People in the news: University of California at Davis prof. of chemical engineering and materials science Julie Schoenung was one of 27 scientists from across the U.S. chosen to serve on California’s newly formed Green Ribbon Science Panel. Established in 2008 by Gov. Schwarzenegger, the panel will provide advice and act as a resource to California’s Department of Toxic Substances Control and the California Environmental Policy Council. Schoenung’s research interests include the synthesis of nanomaterials and thermal barrier coatings.

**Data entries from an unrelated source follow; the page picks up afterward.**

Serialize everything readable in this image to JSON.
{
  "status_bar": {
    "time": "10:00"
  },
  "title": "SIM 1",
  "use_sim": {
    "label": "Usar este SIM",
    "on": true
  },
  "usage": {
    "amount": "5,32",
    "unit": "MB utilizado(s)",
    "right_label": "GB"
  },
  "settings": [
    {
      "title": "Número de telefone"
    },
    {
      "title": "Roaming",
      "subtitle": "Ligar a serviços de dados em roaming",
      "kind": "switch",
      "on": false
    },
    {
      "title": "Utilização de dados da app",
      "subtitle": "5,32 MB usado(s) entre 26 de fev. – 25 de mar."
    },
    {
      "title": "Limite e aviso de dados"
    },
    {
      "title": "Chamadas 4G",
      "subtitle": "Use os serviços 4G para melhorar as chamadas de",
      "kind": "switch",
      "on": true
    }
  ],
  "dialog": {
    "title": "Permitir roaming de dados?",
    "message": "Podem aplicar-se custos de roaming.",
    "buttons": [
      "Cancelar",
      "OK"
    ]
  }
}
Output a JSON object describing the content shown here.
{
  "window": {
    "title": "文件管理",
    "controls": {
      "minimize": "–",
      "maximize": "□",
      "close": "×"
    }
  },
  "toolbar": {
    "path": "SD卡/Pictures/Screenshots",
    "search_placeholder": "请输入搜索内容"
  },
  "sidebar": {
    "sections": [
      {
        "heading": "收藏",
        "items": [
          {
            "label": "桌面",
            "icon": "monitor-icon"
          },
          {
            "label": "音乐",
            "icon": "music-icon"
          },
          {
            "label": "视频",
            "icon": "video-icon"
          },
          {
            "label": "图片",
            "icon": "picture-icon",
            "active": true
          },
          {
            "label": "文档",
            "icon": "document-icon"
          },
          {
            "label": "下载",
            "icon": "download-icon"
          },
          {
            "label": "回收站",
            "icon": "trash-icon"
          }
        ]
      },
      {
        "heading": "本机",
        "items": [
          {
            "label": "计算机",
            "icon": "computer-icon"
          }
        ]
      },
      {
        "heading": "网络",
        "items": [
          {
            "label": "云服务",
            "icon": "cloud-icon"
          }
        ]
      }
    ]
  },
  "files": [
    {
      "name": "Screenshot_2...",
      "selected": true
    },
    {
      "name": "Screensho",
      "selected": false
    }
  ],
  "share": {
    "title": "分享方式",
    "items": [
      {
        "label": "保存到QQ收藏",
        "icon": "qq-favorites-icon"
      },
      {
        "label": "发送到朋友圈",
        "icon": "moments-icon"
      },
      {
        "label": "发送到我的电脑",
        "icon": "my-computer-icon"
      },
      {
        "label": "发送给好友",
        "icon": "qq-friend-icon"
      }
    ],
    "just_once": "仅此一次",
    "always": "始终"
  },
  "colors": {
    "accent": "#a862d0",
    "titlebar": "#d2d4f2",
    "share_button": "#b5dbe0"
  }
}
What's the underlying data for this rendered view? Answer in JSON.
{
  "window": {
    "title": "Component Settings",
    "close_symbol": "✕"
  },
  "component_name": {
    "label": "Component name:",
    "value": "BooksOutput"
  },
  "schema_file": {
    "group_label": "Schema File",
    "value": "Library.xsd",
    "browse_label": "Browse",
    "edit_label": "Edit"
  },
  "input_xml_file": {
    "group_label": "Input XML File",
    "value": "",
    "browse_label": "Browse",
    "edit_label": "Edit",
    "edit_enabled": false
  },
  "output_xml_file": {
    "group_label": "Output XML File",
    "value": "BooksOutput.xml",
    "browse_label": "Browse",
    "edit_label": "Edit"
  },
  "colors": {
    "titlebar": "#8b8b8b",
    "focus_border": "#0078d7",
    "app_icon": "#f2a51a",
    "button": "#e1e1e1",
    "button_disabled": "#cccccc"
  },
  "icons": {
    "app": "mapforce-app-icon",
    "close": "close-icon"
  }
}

Boston Micromachines Corporation (BMC; Cambridge, MA), provider of MEMS-based deformable mirror products for adaptive optics systems, announced that company founder and CTO Thomas Bifano was awarded The Bepi Colombo Prize for his work in micro-deformable mirrors for astronomical telescopes. The prize is named for Italian scientist Giuseppe “Bepi” Colombo, a fundamental figure in celestial mechanics, space science, and technology development.
SPIE appointed Ronald G. Driggers as editor of its flagship journal, Optical Engineering, effective January 1, 2010. Driggers is currently the superintendent of the Optical Sciences Division at the Naval Research Laboratory. He was previously the director of the Modeling and Simulation Division at the U.S. Army’s Night Vision and Electronic Sensors Directorate and has worked for or consulted to Lockheed Martin, SAIC, Joint Precision Strike Demonstration Project Office, Redstone Technical Test Center, and ARL.